If you find yourself in Paris and would like to visit, don’t fool yourself (like I did) into thinking that just because your hotel is on Rue de Clignancourt (in Montmartre) that you’re close by. Sorry, you’ll be out of luck. It is easy to get to, though. Take the MĂ©tro 4 (fuchsia) north to Porte de Clignancourt, cross a street, and go under a bridge and you’ll be there. Sorry for the lack of detail, but it is large, follow the masses, and there are directional signs.

Clearly, I couldn’t afford (or transport) the incredible inlaid mirrors above, nor did I come away with a bargain on a perfectly aged Turkish rug (which was my secret hope), but I did leaf through one vendor’s extensive collection of magazine advertisements from the 1920s through the 1940s and two stole my heart. They were reasonably priced, in protective plastic, and would fit in the suitcase.

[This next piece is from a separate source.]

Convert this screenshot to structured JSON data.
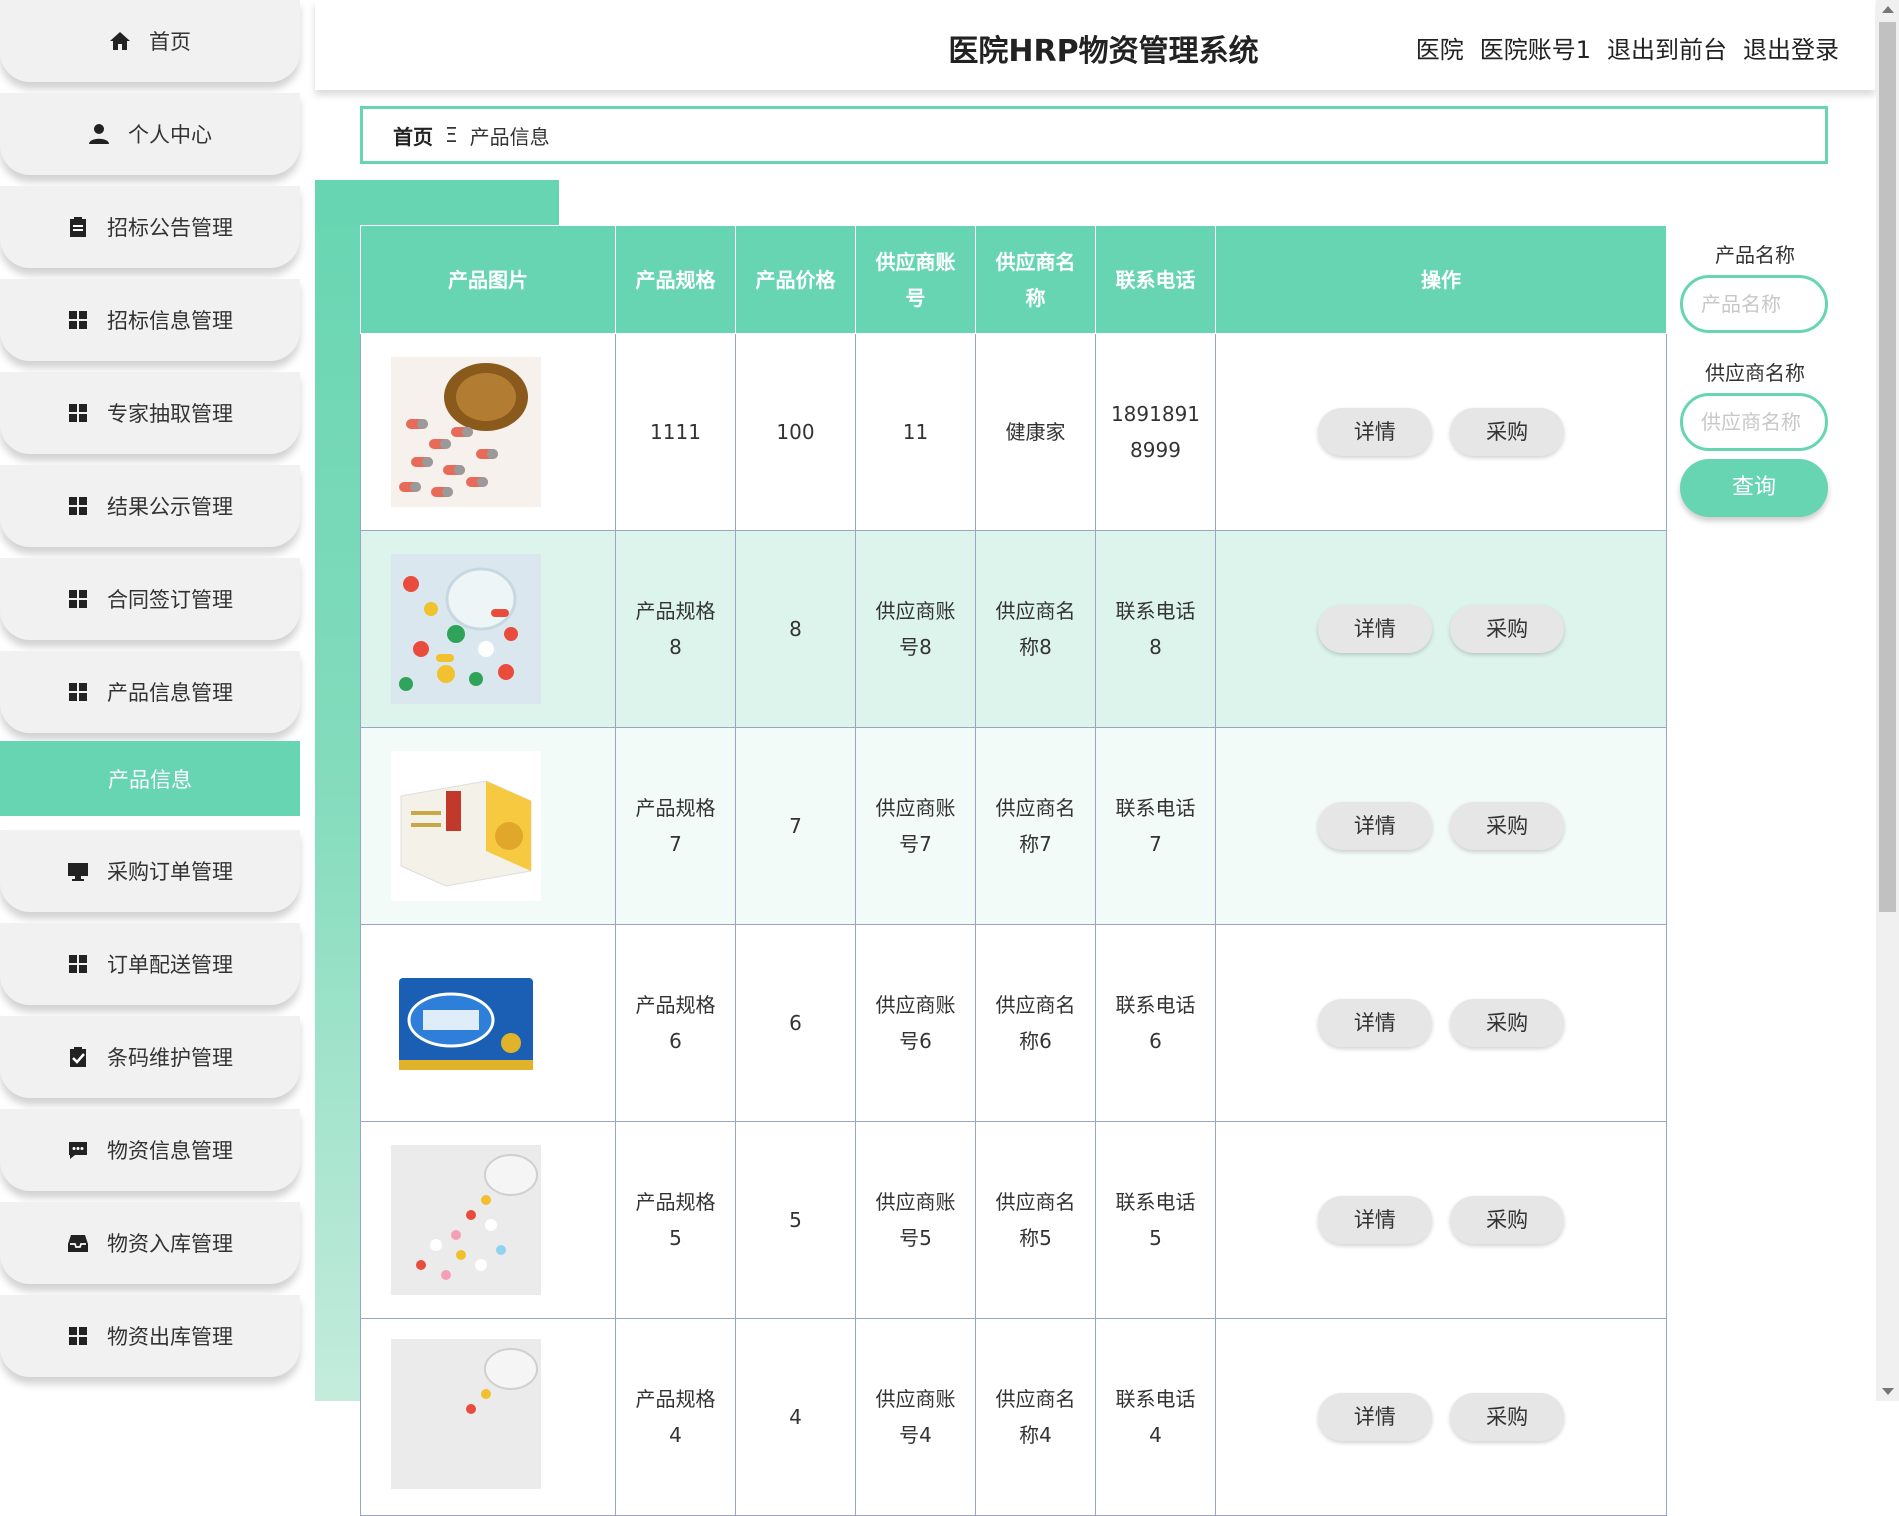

WIN! We sandwiched them between a few layers of corrugated cardboard for the trip home to the USA.

You’re probably saying to yourself, well this is awesome, Staci, but why are you sharing this with us now, mid-October, when you bought them in June? 

Well, the good news is that Wednesday night I finally framed the magazine ads I bought at Les Puces, oh so many months later.

The first poster reads “Winter and Spring in Morocco.” If you lived in cold France in the 1920s, wouldn’t you dream of vacationing in one of your warmer colonies? I would too! The chunky and graphic line work first drew me to this, piece, and if you add the fact that I did my study abroad in Morocco, I would be a fool not to buy it. Not everybody can say they own something from 1929!

The second one is for a famous French-made car brand, Renault. This snowy Christmas ad contrasts nicely against the promise of warm weather in Morocco, and the color palette here is right up my alley. I love the blues and greens.

Next week I’ll show you where these ended up hanging in our new apartment!

If you’re like me, and love checking out other people’s vacation photos (it’s true!), check out my Eurotrip posts here, here, and here.

Pssst… just in case you didn’t know… I really love comments.